* About this task:
Once you have read the records below, restate them word for word.

* The records:
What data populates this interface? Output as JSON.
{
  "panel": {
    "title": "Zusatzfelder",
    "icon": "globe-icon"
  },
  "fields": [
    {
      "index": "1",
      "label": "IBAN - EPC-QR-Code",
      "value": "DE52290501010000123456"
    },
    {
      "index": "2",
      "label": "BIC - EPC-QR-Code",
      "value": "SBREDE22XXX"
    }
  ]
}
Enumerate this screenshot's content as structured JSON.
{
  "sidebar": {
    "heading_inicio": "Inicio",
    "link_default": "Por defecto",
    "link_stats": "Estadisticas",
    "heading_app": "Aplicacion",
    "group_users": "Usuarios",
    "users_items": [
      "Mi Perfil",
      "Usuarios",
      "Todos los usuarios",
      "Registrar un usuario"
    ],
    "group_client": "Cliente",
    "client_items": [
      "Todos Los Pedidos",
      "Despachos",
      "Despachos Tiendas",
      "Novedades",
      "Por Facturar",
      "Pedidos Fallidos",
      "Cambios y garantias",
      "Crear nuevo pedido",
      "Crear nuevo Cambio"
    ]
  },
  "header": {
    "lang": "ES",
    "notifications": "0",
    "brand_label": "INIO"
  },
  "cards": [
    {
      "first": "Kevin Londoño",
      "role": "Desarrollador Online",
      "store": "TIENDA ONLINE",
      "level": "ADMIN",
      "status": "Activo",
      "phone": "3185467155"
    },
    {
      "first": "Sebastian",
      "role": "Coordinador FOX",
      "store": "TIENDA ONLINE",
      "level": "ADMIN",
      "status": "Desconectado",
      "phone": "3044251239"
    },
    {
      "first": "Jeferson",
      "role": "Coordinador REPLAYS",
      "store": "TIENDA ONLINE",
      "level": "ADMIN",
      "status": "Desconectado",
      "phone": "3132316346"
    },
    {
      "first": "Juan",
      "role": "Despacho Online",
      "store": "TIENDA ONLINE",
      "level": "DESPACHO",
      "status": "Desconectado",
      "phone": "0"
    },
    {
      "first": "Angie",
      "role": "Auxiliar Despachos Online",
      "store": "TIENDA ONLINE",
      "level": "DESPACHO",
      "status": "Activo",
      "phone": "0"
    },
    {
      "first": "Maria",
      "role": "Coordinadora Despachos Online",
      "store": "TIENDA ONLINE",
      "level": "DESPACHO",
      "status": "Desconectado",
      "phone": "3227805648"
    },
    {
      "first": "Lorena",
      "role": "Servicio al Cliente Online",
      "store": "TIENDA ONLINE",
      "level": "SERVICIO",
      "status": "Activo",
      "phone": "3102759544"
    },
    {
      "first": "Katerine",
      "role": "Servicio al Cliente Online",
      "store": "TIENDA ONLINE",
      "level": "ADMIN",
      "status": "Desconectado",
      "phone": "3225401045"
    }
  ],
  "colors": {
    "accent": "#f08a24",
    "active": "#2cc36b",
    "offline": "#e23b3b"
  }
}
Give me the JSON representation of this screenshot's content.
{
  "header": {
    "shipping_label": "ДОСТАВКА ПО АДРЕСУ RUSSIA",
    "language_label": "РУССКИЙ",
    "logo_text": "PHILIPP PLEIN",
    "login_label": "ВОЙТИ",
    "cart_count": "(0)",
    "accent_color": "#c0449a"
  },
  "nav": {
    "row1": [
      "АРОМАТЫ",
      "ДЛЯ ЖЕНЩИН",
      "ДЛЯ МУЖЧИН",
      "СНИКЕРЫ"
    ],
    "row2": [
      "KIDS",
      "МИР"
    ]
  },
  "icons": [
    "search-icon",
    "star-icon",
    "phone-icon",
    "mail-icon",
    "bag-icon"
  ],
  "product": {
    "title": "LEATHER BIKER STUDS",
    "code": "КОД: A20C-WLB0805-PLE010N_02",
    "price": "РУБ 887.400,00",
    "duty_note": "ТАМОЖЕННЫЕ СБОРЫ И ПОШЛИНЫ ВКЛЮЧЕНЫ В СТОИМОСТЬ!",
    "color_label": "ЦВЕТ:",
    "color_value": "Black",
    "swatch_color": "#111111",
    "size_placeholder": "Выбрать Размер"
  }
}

* Your response:
What data populates this interface? Output as JSON.
{
  "panel": {
    "title": "Zusatzfelder",
    "icon": "globe-icon"
  },
  "fields": [
    {
      "index": "1",
      "label": "IBAN - EPC-QR-Code",
      "value": "DE52290501010000123456"
    },
    {
      "index": "2",
      "label": "BIC - EPC-QR-Code",
      "value": "SBREDE22XXX"
    }
  ]
}
Enumerate this screenshot's content as structured JSON.
{
  "sidebar": {
    "heading_inicio": "Inicio",
    "link_default": "Por defecto",
    "link_stats": "Estadisticas",
    "heading_app": "Aplicacion",
    "group_users": "Usuarios",
    "users_items": [
      "Mi Perfil",
      "Usuarios",
      "Todos los usuarios",
      "Registrar un usuario"
    ],
    "group_client": "Cliente",
    "client_items": [
      "Todos Los Pedidos",
      "Despachos",
      "Despachos Tiendas",
      "Novedades",
      "Por Facturar",
      "Pedidos Fallidos",
      "Cambios y garantias",
      "Crear nuevo pedido",
      "Crear nuevo Cambio"
    ]
  },
  "header": {
    "lang": "ES",
    "notifications": "0",
    "brand_label": "INIO"
  },
  "cards": [
    {
      "first": "Kevin Londoño",
      "role": "Desarrollador Online",
      "store": "TIENDA ONLINE",
      "level": "ADMIN",
      "status": "Activo",
      "phone": "3185467155"
    },
    {
      "first": "Sebastian",
      "role": "Coordinador FOX",
      "store": "TIENDA ONLINE",
      "level": "ADMIN",
      "status": "Desconectado",
      "phone": "3044251239"
    },
    {
      "first": "Jeferson",
      "role": "Coordinador REPLAYS",
      "store": "TIENDA ONLINE",
      "level": "ADMIN",
      "status": "Desconectado",
      "phone": "3132316346"
    },
    {
      "first": "Juan",
      "role": "Despacho Online",
      "store": "TIENDA ONLINE",
      "level": "DESPACHO",
      "status": "Desconectado",
      "phone": "0"
    },
    {
      "first": "Angie",
      "role": "Auxiliar Despachos Online",
      "store": "TIENDA ONLINE",
      "level": "DESPACHO",
      "status": "Activo",
      "phone": "0"
    },
    {
      "first": "Maria",
      "role": "Coordinadora Despachos Online",
      "store": "TIENDA ONLINE",
      "level": "DESPACHO",
      "status": "Desconectado",
      "phone": "3227805648"
    },
    {
      "first": "Lorena",
      "role": "Servicio al Cliente Online",
      "store": "TIENDA ONLINE",
      "level": "SERVICIO",
      "status": "Activo",
      "phone": "3102759544"
    },
    {
      "first": "Katerine",
      "role": "Servicio al Cliente Online",
      "store": "TIENDA ONLINE",
      "level": "ADMIN",
      "status": "Desconectado",
      "phone": "3225401045"
    }
  ],
  "colors": {
    "accent": "#f08a24",
    "active": "#2cc36b",
    "offline": "#e23b3b"
  }
}
Give me the JSON representation of this screenshot's content.
{
  "header": {
    "shipping_label": "ДОСТАВКА ПО АДРЕСУ RUSSIA",
    "language_label": "РУССКИЙ",
    "logo_text": "PHILIPP PLEIN",
    "login_label": "ВОЙТИ",
    "cart_count": "(0)",
    "accent_color": "#c0449a"
  },
  "nav": {
    "row1": [
      "АРОМАТЫ",
      "ДЛЯ ЖЕНЩИН",
      "ДЛЯ МУЖЧИН",
      "СНИКЕРЫ"
    ],
    "row2": [
      "KIDS",
      "МИР"
    ]
  },
  "icons": [
    "search-icon",
    "star-icon",
    "phone-icon",
    "mail-icon",
    "bag-icon"
  ],
  "product": {
    "title": "LEATHER BIKER STUDS",
    "code": "КОД: A20C-WLB0805-PLE010N_02",
    "price": "РУБ 887.400,00",
    "duty_note": "ТАМОЖЕННЫЕ СБОРЫ И ПОШЛИНЫ ВКЛЮЧЕНЫ В СТОИМОСТЬ!",
    "color_label": "ЦВЕТ:",
    "color_value": "Black",
    "swatch_color": "#111111",
    "size_placeholder": "Выбрать Размер"
  }
}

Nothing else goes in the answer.